• **What this task involves**
Output all entries precisely and leave out the pictures.

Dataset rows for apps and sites
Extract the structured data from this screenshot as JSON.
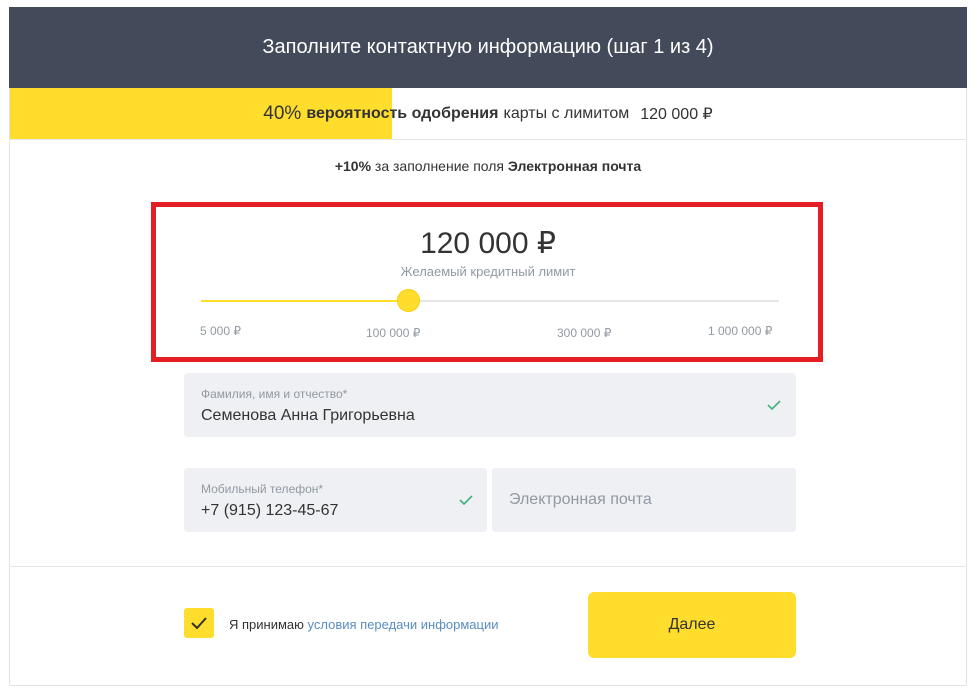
{
  "header": {
    "title": "Заполните контактную информацию (шаг 1 из 4)"
  },
  "approval": {
    "percent_label": "40%",
    "percent_value": 0.4,
    "bold_text": "вероятность одобрения",
    "text": "карты с лимитом",
    "amount": "120 000 ₽"
  },
  "bonus": {
    "plus": "+10%",
    "text": "за заполнение поля",
    "field": "Электронная почта"
  },
  "limit": {
    "amount": "120 000 ₽",
    "caption": "Желаемый кредитный лимит",
    "slider_value": "120 000 ₽",
    "ticks": [
      "5 000 ₽",
      "100 000 ₽",
      "300 000 ₽",
      "1 000 000 ₽"
    ]
  },
  "fields": {
    "full_name": {
      "label": "Фамилия, имя и отчество*",
      "value": "Семенова Анна Григорьевна",
      "valid": true
    },
    "phone": {
      "label": "Мобильный телефон*",
      "value": "+7 (915) 123-45-67",
      "valid": true
    },
    "email": {
      "placeholder": "Электронная почта",
      "value": ""
    }
  },
  "consent": {
    "checked": true,
    "text": "Я принимаю",
    "link": "условия передачи информации"
  },
  "next_button": {
    "label": "Далее"
  },
  "colors": {
    "header_bg": "#434a59",
    "accent_yellow": "#ffdd2d",
    "highlight_red": "#e31e24",
    "check_green": "#40b27d",
    "link_blue": "#5a8dbf"
  },
  "icons": {
    "valid": "check-icon",
    "checkbox": "checkmark-icon"
  }
}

• **Output for this task**
Extract the structured data from this screenshot as JSON.
{
  "header": {
    "title": "Заполните контактную информацию (шаг 1 из 4)"
  },
  "approval": {
    "percent_label": "40%",
    "percent_value": 0.4,
    "bold_text": "вероятность одобрения",
    "text": "карты с лимитом",
    "amount": "120 000 ₽"
  },
  "bonus": {
    "plus": "+10%",
    "text": "за заполнение поля",
    "field": "Электронная почта"
  },
  "limit": {
    "amount": "120 000 ₽",
    "caption": "Желаемый кредитный лимит",
    "slider_value": "120 000 ₽",
    "ticks": [
      "5 000 ₽",
      "100 000 ₽",
      "300 000 ₽",
      "1 000 000 ₽"
    ]
  },
  "fields": {
    "full_name": {
      "label": "Фамилия, имя и отчество*",
      "value": "Семенова Анна Григорьевна",
      "valid": true
    },
    "phone": {
      "label": "Мобильный телефон*",
      "value": "+7 (915) 123-45-67",
      "valid": true
    },
    "email": {
      "placeholder": "Электронная почта",
      "value": ""
    }
  },
  "consent": {
    "checked": true,
    "text": "Я принимаю",
    "link": "условия передачи информации"
  },
  "next_button": {
    "label": "Далее"
  },
  "colors": {
    "header_bg": "#434a59",
    "accent_yellow": "#ffdd2d",
    "highlight_red": "#e31e24",
    "check_green": "#40b27d",
    "link_blue": "#5a8dbf"
  },
  "icons": {
    "valid": "check-icon",
    "checkbox": "checkmark-icon"
  }
}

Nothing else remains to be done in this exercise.